**Records supplied**:
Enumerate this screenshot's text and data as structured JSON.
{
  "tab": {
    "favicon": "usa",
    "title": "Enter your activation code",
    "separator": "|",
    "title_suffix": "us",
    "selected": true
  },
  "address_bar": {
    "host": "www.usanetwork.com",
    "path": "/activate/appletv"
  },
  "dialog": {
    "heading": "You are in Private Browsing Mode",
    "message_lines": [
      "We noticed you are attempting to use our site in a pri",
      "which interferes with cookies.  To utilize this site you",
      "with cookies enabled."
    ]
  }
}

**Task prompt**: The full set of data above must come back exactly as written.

**Reply**:
Enumerate this screenshot's text and data as structured JSON.
{
  "tab": {
    "favicon": "usa",
    "title": "Enter your activation code",
    "separator": "|",
    "title_suffix": "us",
    "selected": true
  },
  "address_bar": {
    "host": "www.usanetwork.com",
    "path": "/activate/appletv"
  },
  "dialog": {
    "heading": "You are in Private Browsing Mode",
    "message_lines": [
      "We noticed you are attempting to use our site in a pri",
      "which interferes with cookies.  To utilize this site you",
      "with cookies enabled."
    ]
  }
}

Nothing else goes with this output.